American had previously offered early retirement to pilots and other employees. But, Senior Vice President Kimball Stone said Tuesday, “we still had many more people than necessary to run our operation."
The agreement with the Allied Pilots Association would let pilots work every other month through next May, or take leave while receiving training so they could be rehired if travel demand recovers.
It is the latest among a number of deals negotiated by airlines and their unions to limit or avoid job cuts in October. That is when federal relief for airline labor costs and a ban on layoffs end. Congress is considering giving passenger airlines another $25 billion to avoid layoffs shortly before the Nov. 3 election.
Last month, American, which is based in Fort Worth, Texas, warned 25,000 employees, including about 2,500 pilots, that they could be furloughed, or laid off with rehiring rights. More than 800 American pilots took early retirement.
Delta Air Lines, which sent furlough warnings to more than 2,500 pilots, got 2,200 to take early retirement. United Airlines warned 36,000 employees that they could lose their jobs.

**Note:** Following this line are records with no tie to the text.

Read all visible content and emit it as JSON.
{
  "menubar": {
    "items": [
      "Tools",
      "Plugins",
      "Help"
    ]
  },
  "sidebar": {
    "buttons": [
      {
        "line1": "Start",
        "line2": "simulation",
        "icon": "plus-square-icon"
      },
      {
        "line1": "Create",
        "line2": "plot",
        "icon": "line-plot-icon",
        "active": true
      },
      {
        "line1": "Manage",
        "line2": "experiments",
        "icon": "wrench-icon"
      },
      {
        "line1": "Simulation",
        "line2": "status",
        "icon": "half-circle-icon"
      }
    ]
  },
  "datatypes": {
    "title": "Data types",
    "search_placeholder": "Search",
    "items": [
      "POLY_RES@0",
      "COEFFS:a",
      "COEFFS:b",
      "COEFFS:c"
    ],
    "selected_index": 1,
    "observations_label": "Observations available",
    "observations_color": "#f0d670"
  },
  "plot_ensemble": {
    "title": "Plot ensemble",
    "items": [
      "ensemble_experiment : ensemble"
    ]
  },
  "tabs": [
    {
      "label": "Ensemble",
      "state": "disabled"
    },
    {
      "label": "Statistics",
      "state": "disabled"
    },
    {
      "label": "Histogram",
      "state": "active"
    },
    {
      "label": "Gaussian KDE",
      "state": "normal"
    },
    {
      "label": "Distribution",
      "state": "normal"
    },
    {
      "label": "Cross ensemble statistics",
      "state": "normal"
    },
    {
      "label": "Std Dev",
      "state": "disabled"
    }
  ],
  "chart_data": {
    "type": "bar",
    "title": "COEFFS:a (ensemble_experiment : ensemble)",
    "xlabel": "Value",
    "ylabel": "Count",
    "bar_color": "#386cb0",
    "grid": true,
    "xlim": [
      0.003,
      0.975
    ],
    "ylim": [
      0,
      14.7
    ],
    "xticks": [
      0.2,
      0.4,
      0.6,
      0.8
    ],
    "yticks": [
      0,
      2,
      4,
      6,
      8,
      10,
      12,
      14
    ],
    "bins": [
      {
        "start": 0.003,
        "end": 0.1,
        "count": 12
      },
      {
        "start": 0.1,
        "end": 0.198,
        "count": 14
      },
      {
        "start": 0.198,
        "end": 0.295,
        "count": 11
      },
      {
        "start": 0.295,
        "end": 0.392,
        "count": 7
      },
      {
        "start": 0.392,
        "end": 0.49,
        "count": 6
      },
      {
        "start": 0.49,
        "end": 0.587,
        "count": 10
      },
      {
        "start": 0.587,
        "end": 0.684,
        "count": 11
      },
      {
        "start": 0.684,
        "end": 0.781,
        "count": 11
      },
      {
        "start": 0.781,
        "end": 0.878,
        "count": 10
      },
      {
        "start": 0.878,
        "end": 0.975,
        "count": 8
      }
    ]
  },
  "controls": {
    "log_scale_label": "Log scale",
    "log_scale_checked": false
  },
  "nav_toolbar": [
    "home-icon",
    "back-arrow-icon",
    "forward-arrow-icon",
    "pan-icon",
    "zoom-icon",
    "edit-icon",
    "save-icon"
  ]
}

A hoped-for recovery in air travel leveled off in June and July as the number of coronavirus cases in the U.S. surged. Passenger traffic is down more than 70% from a year ago.